§ Your goal:
Every record must be repeated exactly; omit any pictures they contain.

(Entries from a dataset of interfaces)
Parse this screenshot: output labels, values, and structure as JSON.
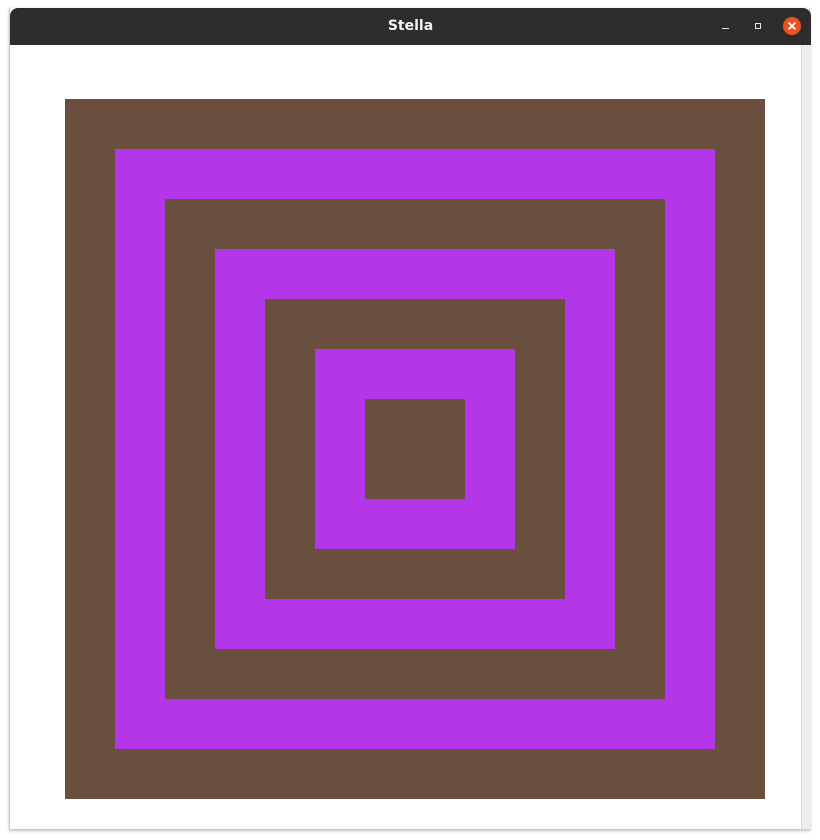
{
  "window": {
    "title": "Stella"
  },
  "icons": {
    "minimize": "minimize-icon",
    "maximize": "maximize-icon",
    "close": "close-icon"
  },
  "colors": {
    "titlebar": "#2f2d2b",
    "close_button": "#e95420",
    "brown": "#6a4e3e",
    "purple": "#b437e7"
  },
  "artwork": {
    "rings": [
      {
        "color": "#6a4e3e"
      },
      {
        "color": "#b437e7"
      },
      {
        "color": "#6a4e3e"
      },
      {
        "color": "#b437e7"
      },
      {
        "color": "#6a4e3e"
      },
      {
        "color": "#b437e7"
      },
      {
        "color": "#6a4e3e"
      }
    ]
  }
}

§ Answer to the exercise:
Parse this screenshot: output labels, values, and structure as JSON.
{
  "window": {
    "title": "Stella"
  },
  "icons": {
    "minimize": "minimize-icon",
    "maximize": "maximize-icon",
    "close": "close-icon"
  },
  "colors": {
    "titlebar": "#2f2d2b",
    "close_button": "#e95420",
    "brown": "#6a4e3e",
    "purple": "#b437e7"
  },
  "artwork": {
    "rings": [
      {
        "color": "#6a4e3e"
      },
      {
        "color": "#b437e7"
      },
      {
        "color": "#6a4e3e"
      },
      {
        "color": "#b437e7"
      },
      {
        "color": "#6a4e3e"
      },
      {
        "color": "#b437e7"
      },
      {
        "color": "#6a4e3e"
      }
    ]
  }
}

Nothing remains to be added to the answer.